For young singers and instrumentalists, the chance to perform with a full orchestra is a rare treat. Nothing that has gone on in the practice room or the recital hall can compare to the thrill of being accompanied by full symphonic forces the way composers intended.

Meredith College’s School of Music has been providing its students such a chance for the last eighteen years, with the help of the Raleigh Symphony Orchestra. Students are first judged by a faculty committee and then by a panel of guest judges. The winners perform arias and concerto movements with the orchestra in a public performance.

The 2002 annual concert, held on Sunday March 24, featured three sopranos, a flutist and a pianist, with Jack Roller, Meredith’s Director of Instrumental Activities, as the Symphony’s guest conductor. In general, the instrumentalists were more confident and assured that the vocalists, but all five performers displayed talent and potential.

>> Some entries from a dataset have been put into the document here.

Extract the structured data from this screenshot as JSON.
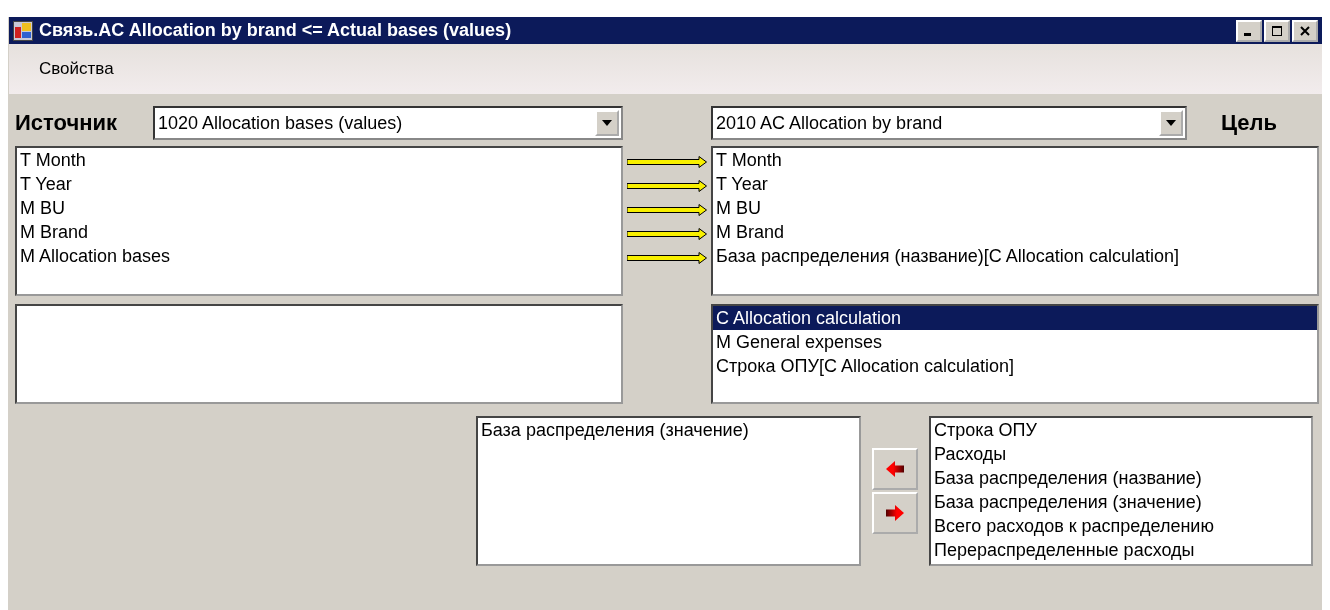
{
  "window": {
    "title": "Связь.AC Allocation by brand <= Actual bases (values)"
  },
  "menu": [
    {
      "label": "Свойства"
    }
  ],
  "source": {
    "label": "Источник",
    "combo": "1020 Allocation bases (values)",
    "fields": [
      {
        "label": "T Month",
        "linked": true
      },
      {
        "label": "T Year",
        "linked": true
      },
      {
        "label": "M BU",
        "linked": true
      },
      {
        "label": "M Brand",
        "linked": true
      },
      {
        "label": "M Allocation bases",
        "linked": true
      }
    ]
  },
  "target": {
    "label": "Цель",
    "combo": "2010 AC Allocation by brand",
    "fields": [
      {
        "label": "T Month"
      },
      {
        "label": "T Year"
      },
      {
        "label": "M BU"
      },
      {
        "label": "M Brand"
      },
      {
        "label": "База распределения (название)[C Allocation calculation]"
      }
    ],
    "objects": [
      {
        "label": "C Allocation calculation",
        "selected": true
      },
      {
        "label": "M General expenses",
        "selected": false
      },
      {
        "label": "Строка ОПУ[C Allocation calculation]",
        "selected": false
      }
    ]
  },
  "chosen_values": [
    {
      "label": "База распределения (значение)"
    }
  ],
  "move_buttons": [
    {
      "kind": "left"
    },
    {
      "kind": "right"
    }
  ],
  "available_values": [
    {
      "label": "Строка ОПУ"
    },
    {
      "label": "Расходы"
    },
    {
      "label": "База распределения (название)"
    },
    {
      "label": "База распределения (значение)"
    },
    {
      "label": "Всего расходов к распределению"
    },
    {
      "label": "Перераспределенные расходы"
    }
  ]
}
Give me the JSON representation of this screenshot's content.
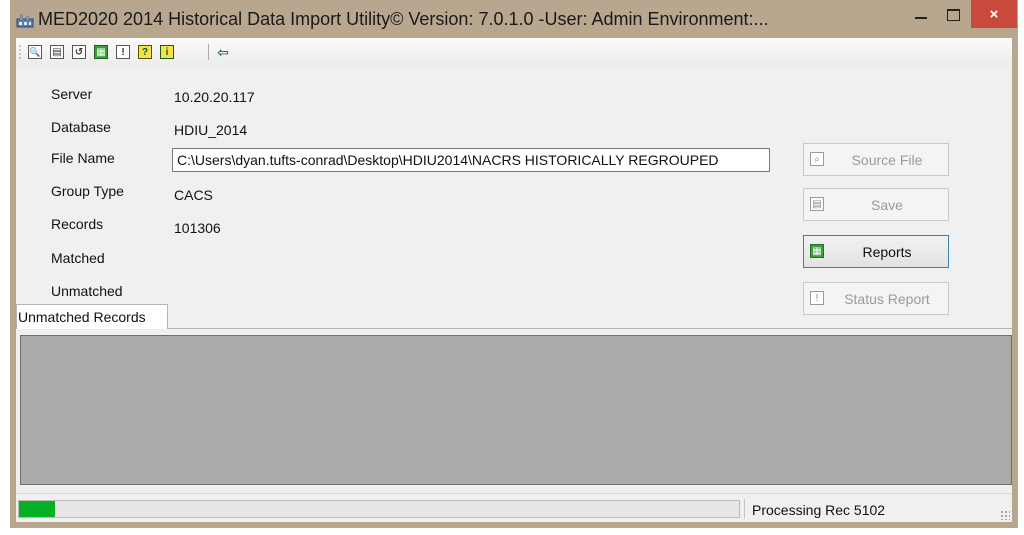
{
  "window": {
    "title": "MED2020 2014 Historical Data Import Utility©  Version: 7.0.1.0  -User: Admin  Environment:...",
    "close_label": "×"
  },
  "toolbar": {
    "buttons": [
      {
        "icon": "magnifier-icon",
        "glyph": "🔍"
      },
      {
        "icon": "save-disk-icon",
        "glyph": "▤"
      },
      {
        "icon": "refresh-icon",
        "glyph": "↺"
      },
      {
        "icon": "report-icon",
        "glyph": "▦"
      },
      {
        "icon": "status-report-icon",
        "glyph": "!"
      },
      {
        "icon": "help-icon",
        "glyph": "?"
      },
      {
        "icon": "info-icon",
        "glyph": "i"
      },
      {
        "icon": "exit-door-icon",
        "glyph": "⇦"
      }
    ]
  },
  "form": {
    "server_label": "Server",
    "server_value": "10.20.20.117",
    "database_label": "Database",
    "database_value": "HDIU_2014",
    "filename_label": "File Name",
    "filename_value": "C:\\Users\\dyan.tufts-conrad\\Desktop\\HDIU2014\\NACRS HISTORICALLY REGROUPED",
    "group_type_label": "Group Type",
    "group_type_value": "CACS",
    "records_label": "Records",
    "records_value": "101306",
    "matched_label": "Matched",
    "matched_value": "",
    "unmatched_label": "Unmatched",
    "unmatched_value": ""
  },
  "side_buttons": {
    "source_file": "Source File",
    "save": "Save",
    "reports": "Reports",
    "status_report": "Status Report"
  },
  "tabs": {
    "unmatched_records": "Unmatched Records"
  },
  "status": {
    "progress_fraction": 0.05,
    "text": "Processing Rec  5102"
  },
  "colors": {
    "title_bar": "#b9a68f",
    "close_button": "#c94a3c",
    "progress_fill": "#06b025",
    "grid_background": "#ababab",
    "active_border": "#3c7fb1"
  }
}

Heading the list was pianist Charity Duran, who played the first movement of Gershwin’s Piano Concerto in F (not the whole work as the program implied). Duran calmly attacked the bold chords and sweeping runs that pepper this wonderful work. She had the right languid feeling for the sensuous central melody and an appropriate jauntiness for the syncopations of the jazzier passages, playing cleanly and with precision. Roller had a tough time retaining the shape of this somewhat sprawling and eclectic movement. Many of the connecting passages between the piano solos were taken at such a measured pace that the forward thrust of piece was lost. There also were several sections when the orchestra overpowered the piano, blocking it out entirely.

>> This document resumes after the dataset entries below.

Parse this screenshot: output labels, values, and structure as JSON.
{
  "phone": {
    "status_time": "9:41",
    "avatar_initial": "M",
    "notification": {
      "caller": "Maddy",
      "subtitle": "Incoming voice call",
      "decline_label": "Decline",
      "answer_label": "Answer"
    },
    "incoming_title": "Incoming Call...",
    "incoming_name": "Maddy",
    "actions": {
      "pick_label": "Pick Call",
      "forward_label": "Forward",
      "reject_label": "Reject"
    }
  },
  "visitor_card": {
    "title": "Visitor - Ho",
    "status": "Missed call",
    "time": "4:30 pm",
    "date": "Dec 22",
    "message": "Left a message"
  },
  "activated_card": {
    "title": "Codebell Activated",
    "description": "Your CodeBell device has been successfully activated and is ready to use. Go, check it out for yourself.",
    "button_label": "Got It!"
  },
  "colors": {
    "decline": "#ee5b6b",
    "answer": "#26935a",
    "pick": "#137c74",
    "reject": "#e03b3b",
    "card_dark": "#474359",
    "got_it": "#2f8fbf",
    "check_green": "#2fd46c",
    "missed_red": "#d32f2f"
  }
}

The most successful pairing of the evening came with flutist Rachel Elizabeth Stenbuck’s performance of Mozart’s Andante in C Major, K. 315. This charming miniature, the middle movement of an unfinished concerto, was given a warm reading by both soloist and orchestra. Stenbuck’s phrasing was smooth, her tone sweet and her dynamics subtle. The strings were beautifully together, the pizzicato sections wonderfully hushed, Roller’s conducting delicate and subdued.

For young vocalists, it is always difficult to find operatic arias to program, since most are composed to show off mature voices with experienced technique. For the three selections here, each soprano displayed sound training and certain vocal qualities, although none were yet up to the full challenges.

Most successful was Wendy Sims in “Rejoice Greatly” from Handel’s Messiah . Her basic tone was firm and her diction clear. She negotiated the trills and the passage work cleanly, although the notoriously long runs challenged her breath control in several sections, sometimes producing a slight hootiness on top. The orchestra played with appropriate precision, Roller’s pacing just right. A more relaxed stage presence and a smile are needed to enhance Sims’s future performances.

Tricia Strong. on the other hand, had great confidence and presence, her smiling calm adding strength to her singing of “Somehow I never could believe” from Kurt Weill’s Street Scene . The basic sound of her voice is attractive and she enunciates text with clarity and some feeling. However, the role of Anna Maurrant is for a larger, more mature voice, causing Strong to force her tone too often, unable to ride the climaxes and rich scoring (somewhat scrappily supplied by the orchestra). The aria also has darker moments and more introspection that Strong gave it. It would be interesting to hear her in a lighter comic role or more lyrical roles.

Mozart’s arias are some of the most difficult in all opera because of their deceptive simplicity and exposed writing. Emily Kicklighter already has a voice of some power, which she can use to produce secure, full tones, especially in the upper register. Her middle voice is not firmly focused yet, although she also can negotiate the lower notes without forcing or faking. There was little interpretation and the aria was sung in disconnected phrases. But this is a young voice with promise and should be encouraged. Here the orchestra’s strings were not as clean but the mood of the aria was nicely projected.

The concert opened and closed with short orchestral pieces. The overture to Mozart’s The Marriage of Figaro, which opened the concert, was taken a such a broad tempo (presumably to allow the strings to manage the runs) that it lost its sparkle and buoyancy, even though the stings did stay together. More successful was Dvorak’s Slavonic Dance, Op. 72, No. 2, in which Roller’s gently swaying tempo and the orchestra’s full, rounded tone gave a glowing mood to this engaging work.

All cavils aside, Meredith College is to be congratulated for providing such an opportunity for its students, for involving another musical organization in the area and for offering it free to the public.